Welcome to ISPI’s Organizational Spotlight! This column focuses on our members–some you may know, some you may not. Each month, we will explore what brought them to ISPI, how they use the principles of human performance technology (HPT), and their insights into the value of membership. This month our interview is with Dawn Synder, CPT, PhD, chair of the MS in Instructional Design & Performance Technology Program at Franklin University.

As a private, nonprofit, Franklin University was founded in 1902 in Columbus, Ohio, to serve the needs of adult students who have the ambition to continue their education in combination with other responsibilities. Today, Franklin has grown to be Central Ohio’s foremost educator of working adults and the third-largest private university in the state. Annually, it serves more than 11,000 students from across the country and around the world. For information on Franklin University’s Instructional Design & Performance Technology Program, click here.

Why did Franklin University become an organizational member of ISPI?
Franklin University chose to become an organizational sponsor for ISPI to underscore the new MS in Instructional Design & Performance Improvement’s alignment with ISPI’s Standards of Performance Improvement and the Code of Ethics.

Franklin is a not-for-profit university with 30 undergraduate and five graduate programs. The university offers programs online or face-to-face at its domestic locations, and the MBA is offered internationally through agreements with institutions in Europe, the Middle East, and Asia.

One of the things that drew me to Franklin University is its centralized curriculum, which ensures that all courses are created using a rigorous instructional design process that focuses on learning outcomes.

What are some characteristics of the IDPT program that performance improvement professionals would be interested in?
Accessibility. The program’s online format allows busy professionals the opportunity to balance current obligations with career advancement. The portfolio-based curriculum moves students from theory to practice in a natural and easily translatable format. Our target audience is working adults, so the classes are designed to help manage work-life-school balance. Franklin’s 11 doctorally qualified full-time faculty and number of highly qualified adjunct faculty (many with CPTs) teach these courses, providing a higher level of expertise and relevance for our students.

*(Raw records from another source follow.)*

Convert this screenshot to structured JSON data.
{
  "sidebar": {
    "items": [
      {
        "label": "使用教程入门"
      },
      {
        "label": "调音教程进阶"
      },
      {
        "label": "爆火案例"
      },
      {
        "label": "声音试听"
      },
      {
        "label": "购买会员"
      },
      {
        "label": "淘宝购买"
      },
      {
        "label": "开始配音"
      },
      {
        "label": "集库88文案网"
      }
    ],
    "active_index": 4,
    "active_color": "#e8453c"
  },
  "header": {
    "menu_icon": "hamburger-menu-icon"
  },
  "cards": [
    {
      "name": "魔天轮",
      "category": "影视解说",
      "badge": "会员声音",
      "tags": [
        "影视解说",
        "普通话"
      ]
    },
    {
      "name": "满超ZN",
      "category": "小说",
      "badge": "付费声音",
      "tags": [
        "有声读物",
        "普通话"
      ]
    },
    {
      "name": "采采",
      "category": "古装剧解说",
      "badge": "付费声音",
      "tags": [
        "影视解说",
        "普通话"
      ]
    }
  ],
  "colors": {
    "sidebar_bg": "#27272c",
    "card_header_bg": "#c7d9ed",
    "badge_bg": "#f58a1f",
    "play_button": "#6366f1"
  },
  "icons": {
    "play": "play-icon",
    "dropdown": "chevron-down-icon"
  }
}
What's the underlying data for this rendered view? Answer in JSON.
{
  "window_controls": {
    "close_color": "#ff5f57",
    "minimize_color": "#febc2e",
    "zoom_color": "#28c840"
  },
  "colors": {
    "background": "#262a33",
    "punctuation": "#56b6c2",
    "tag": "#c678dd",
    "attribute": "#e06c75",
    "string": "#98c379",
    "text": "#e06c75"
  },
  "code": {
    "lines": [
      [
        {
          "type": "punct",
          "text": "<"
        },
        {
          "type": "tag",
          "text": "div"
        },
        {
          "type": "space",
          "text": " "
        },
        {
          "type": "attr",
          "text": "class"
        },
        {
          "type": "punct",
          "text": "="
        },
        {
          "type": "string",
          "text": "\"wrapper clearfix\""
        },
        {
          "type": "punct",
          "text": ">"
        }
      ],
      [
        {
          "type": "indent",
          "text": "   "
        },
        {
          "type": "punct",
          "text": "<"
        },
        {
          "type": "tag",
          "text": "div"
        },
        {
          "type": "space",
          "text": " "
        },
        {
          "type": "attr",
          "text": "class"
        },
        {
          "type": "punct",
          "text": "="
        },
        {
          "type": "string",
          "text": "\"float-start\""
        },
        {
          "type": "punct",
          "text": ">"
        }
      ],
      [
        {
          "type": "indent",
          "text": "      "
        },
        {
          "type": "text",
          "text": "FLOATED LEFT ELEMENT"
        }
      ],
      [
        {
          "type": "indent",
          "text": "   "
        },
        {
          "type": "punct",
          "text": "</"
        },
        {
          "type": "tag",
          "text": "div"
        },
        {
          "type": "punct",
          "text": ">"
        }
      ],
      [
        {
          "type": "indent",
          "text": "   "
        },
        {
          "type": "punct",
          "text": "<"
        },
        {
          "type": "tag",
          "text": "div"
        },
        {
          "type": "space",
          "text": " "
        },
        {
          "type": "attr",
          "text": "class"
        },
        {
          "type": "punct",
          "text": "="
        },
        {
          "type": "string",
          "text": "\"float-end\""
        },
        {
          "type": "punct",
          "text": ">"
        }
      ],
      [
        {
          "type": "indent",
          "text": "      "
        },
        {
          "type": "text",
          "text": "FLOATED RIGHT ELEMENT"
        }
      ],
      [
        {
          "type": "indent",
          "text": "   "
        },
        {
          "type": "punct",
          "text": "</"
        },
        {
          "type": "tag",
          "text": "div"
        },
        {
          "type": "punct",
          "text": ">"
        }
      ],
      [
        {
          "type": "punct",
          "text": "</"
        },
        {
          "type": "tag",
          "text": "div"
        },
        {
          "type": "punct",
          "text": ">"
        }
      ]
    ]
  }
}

What role do universities play in performance improvement?
I think that universities play an increasingly important role in the development of emerging talent in our field. It’s a privilege to shape the knowledge and skills of students seeking a formal education credential. As the field grows and changes, it is the job of higher education professionals to ensure that our students get an up-to-date educational experience so that they can truly make an impact on the organizations they serve. This impact is best served through routine revision and refreshment of our curriculum so our program best reflects what’s happening now.

How did Franklin decide to focus on performance improvement?
Our provost, Dr. Christopher Washington, became familiar with performance improvement during his own graduate studies. When we decided to offer a degree in instructional design (as one of the university’s core competencies), he recommended that we make sure the program was cutting edge and held a position of differentiation from other university programs by including the human performance technology aspect of the performance improvement field.

How did you personally get into performance improvement?
I joined ISPI in 1981 as I began my graduate study. At that point, my focus was instructional design. I grew into performance improvement as I recognized that differentiating training from non-training needs and providing different solutions was increasingly important to being an effective practitioner. I was lucky that ISPI was there to help me learn and grow with the field. After 30 years of being a consultant, I was fortunate to be able to transition into the world of higher education.

What do you think sets ISPI apart from other organizations?
ISPI has always been driven by research and evidence-based best practices–not snake oil or the flavor of the month. The members are always willing to share what they learn, and so we explore new ways of improving performance together. ISPI has always been a leader in defining our field with the Performance Improvement Standards, the Code of Ethics, the Certified Performance Technologist designation, and now the Certified School Improvement Specialist. I’m looking forward to seeing how the accreditation of programs further encourages practitioners to apply the best of what we know to what we do. I’m proud to be a member of an organization that shapes the profession!